Barbara Kiser reviews five of the week's best science picks.
Revolutionary Science: Transformation and Turmoil in the Age of the Guillotine
In 1789, as the French Revolution blew the Ancien Régime to smithereens, Paris seethed with scientific geniuses. Many were later guillotined — including the 'father of modern chemistry', Antoine Lavoisier. But, as geneticist Steve Jones reminds us in this sparkling scientific history, they and those who survived (such as astronomer Joseph-Louis Lagrange) laid down a legacy spanning discoveries from the metric system to nitrogenous fertilizer. A fine homage to the evolution of game-changing science, born in the City of Light.

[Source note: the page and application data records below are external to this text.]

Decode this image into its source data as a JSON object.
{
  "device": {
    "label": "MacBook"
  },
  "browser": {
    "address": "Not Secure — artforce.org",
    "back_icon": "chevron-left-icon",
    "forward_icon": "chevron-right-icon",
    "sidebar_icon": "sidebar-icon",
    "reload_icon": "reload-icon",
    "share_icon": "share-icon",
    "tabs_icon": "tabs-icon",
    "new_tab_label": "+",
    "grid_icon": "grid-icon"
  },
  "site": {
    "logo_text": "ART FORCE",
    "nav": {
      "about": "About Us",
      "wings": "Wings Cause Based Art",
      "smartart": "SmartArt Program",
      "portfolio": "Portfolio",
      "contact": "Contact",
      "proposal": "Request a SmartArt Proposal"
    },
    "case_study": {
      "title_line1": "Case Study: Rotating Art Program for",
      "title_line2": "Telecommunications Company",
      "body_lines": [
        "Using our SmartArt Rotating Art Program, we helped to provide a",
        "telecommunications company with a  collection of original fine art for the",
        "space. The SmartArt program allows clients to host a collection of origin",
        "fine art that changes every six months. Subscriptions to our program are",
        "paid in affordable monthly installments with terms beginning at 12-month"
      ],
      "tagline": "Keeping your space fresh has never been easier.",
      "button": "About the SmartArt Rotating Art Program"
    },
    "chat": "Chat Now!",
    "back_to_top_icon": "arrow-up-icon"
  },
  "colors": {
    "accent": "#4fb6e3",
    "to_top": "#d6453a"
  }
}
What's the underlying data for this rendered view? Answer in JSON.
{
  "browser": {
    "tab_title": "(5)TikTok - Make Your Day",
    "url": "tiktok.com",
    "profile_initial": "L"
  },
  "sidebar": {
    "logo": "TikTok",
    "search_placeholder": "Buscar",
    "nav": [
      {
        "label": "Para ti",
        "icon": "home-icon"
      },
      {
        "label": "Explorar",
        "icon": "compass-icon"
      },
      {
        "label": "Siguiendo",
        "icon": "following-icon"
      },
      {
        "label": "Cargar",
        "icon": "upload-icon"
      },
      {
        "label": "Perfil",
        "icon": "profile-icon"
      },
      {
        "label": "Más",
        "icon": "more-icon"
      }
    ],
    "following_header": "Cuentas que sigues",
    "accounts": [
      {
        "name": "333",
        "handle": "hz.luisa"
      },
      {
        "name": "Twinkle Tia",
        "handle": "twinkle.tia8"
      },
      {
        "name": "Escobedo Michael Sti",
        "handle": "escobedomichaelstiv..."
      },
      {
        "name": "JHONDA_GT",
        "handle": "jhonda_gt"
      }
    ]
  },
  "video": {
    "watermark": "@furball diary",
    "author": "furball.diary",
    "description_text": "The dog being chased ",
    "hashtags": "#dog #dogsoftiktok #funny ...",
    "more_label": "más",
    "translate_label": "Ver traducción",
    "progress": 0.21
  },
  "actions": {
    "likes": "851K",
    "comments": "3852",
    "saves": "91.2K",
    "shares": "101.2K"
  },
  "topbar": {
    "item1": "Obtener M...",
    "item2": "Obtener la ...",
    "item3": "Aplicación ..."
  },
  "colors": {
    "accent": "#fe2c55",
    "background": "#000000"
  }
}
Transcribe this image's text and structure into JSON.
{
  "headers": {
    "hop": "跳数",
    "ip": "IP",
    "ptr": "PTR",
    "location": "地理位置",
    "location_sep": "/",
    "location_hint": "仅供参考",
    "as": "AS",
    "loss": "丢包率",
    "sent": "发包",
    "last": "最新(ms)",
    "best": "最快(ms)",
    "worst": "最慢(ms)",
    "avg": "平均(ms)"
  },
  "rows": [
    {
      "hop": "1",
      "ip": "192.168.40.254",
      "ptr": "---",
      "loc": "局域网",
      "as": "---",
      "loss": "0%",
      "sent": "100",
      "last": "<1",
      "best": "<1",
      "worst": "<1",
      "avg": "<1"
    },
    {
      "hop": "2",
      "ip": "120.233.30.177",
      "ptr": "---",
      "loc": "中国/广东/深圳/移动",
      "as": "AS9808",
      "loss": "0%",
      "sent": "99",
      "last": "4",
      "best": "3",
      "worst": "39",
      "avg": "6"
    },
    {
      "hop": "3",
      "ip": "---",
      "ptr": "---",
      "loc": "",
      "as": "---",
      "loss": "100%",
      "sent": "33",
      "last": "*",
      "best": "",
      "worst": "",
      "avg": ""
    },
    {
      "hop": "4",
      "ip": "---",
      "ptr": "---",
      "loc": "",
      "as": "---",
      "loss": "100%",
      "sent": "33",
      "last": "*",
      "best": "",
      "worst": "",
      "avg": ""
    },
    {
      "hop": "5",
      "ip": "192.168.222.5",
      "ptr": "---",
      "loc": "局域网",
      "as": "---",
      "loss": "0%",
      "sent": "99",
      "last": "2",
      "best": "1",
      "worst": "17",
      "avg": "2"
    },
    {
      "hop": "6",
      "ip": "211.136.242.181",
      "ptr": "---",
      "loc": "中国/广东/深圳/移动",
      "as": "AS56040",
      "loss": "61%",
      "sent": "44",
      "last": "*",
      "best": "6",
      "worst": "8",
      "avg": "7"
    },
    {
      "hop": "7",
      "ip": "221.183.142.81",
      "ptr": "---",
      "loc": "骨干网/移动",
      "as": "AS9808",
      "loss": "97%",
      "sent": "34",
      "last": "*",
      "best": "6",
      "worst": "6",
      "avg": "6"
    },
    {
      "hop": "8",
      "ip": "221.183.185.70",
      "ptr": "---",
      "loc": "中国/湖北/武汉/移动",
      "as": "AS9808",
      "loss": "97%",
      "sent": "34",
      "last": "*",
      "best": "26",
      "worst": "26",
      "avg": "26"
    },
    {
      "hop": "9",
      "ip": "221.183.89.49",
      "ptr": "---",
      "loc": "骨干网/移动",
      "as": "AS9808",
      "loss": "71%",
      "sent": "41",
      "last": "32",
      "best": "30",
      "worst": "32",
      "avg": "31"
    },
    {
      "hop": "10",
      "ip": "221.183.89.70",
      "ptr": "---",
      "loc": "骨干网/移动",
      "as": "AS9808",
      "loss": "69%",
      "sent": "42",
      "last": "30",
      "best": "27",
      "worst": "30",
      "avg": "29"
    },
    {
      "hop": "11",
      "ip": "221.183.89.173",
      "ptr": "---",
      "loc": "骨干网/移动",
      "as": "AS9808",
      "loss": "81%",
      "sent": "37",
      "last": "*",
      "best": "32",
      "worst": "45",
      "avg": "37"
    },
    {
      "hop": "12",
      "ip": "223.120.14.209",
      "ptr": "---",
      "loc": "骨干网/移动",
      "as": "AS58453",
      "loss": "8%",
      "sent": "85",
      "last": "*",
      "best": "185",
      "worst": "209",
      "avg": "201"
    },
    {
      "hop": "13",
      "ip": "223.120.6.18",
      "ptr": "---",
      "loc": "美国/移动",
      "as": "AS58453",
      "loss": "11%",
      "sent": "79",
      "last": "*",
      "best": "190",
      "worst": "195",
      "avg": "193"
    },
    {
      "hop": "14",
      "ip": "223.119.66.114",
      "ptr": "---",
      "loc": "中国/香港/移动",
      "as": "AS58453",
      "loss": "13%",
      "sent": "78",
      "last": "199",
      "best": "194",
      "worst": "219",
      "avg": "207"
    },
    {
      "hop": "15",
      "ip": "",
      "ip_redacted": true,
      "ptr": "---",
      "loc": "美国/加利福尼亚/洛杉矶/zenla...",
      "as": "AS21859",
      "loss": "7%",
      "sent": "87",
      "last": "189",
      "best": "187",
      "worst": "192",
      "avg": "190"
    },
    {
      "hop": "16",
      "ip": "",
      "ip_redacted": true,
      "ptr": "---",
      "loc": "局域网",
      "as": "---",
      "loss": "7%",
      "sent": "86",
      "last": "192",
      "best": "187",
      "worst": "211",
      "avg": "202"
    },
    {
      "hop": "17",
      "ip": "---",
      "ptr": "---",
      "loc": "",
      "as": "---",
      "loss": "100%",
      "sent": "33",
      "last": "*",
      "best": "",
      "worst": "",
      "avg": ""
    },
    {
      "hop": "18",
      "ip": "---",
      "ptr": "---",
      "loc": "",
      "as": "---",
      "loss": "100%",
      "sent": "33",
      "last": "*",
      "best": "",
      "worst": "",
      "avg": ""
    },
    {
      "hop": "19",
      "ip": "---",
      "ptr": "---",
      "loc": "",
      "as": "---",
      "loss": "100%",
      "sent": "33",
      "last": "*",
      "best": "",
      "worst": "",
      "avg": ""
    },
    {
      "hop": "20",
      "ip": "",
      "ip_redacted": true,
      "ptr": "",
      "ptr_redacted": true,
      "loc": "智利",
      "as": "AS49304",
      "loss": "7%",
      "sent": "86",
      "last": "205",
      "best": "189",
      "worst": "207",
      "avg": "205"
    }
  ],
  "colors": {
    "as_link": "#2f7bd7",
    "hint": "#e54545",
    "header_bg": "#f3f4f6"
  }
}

Fed up with men from Mars and women from Venus? In this witty corrective, psychologist Cordelia Fine examines the fraying “biological big picture” of sexual selection, and corrals findings in evolutionary science, neuroscience and endocrinology to add nuance to it. As she demonstrates, the genetic and hormonal components of sex 'collaborate' in complex ways with societal aspects of the developmental system, such as education. Gendered marketing, men-only expert panels and other sexist norms may seem trivial, but their cumulative impact is ultimately damaging.
Few collecting trips can be as claustrophobia-inducing as Tullis Onstott's. The geomicrobiologist's “subterranean safaris” can see him plunging more than 3,000 metres below ground to hunt extremophiles — microbes adapted to extreme conditions, which could offer insight into life on Mars. Onstott's dense account of feats in South African mineshafts and Canadian ice caves is leavened by a vast enthusiasm for the biotic fringe. You're swept along, whether he's describing the “Death-o-Meter” (a gauge of microbial activity) or probing SLiMES (subsurface lithoautotrophic microbial ecosystems).
As a philosopher of science and dedicated scuba diver, Peter Godfrey-Smith is gripped by cephalopods, “an island of mental complexity” in an invertebrate sea. In this insightful study, he weaves their evolutionary history through recent research, his own tales of encounters in the wild and accounts of the idiosyncratic behaviour of lab octopuses, such as drenching visitors in jets of water. From protean bodies to distributed brains, their wondrous otherness leads Godfrey-Smith into fascinating speculations on the alien mind.
This deftly written study of experiments in 'ethical living' shows how US utopianism — a blend of fervent idealism and all-American pragmatism — is re-rooting across the country. Mark Sundeen follows three determined couples pursuing extreme sustainability in Missouri, Montana and Michigan. Their expertise in passive solar technology, closed-loop farming, permaculture, ecobuilding and preserving is inspiring. Less so are the hints of self-righteousness — a reminder that utopias have a habit of imploding.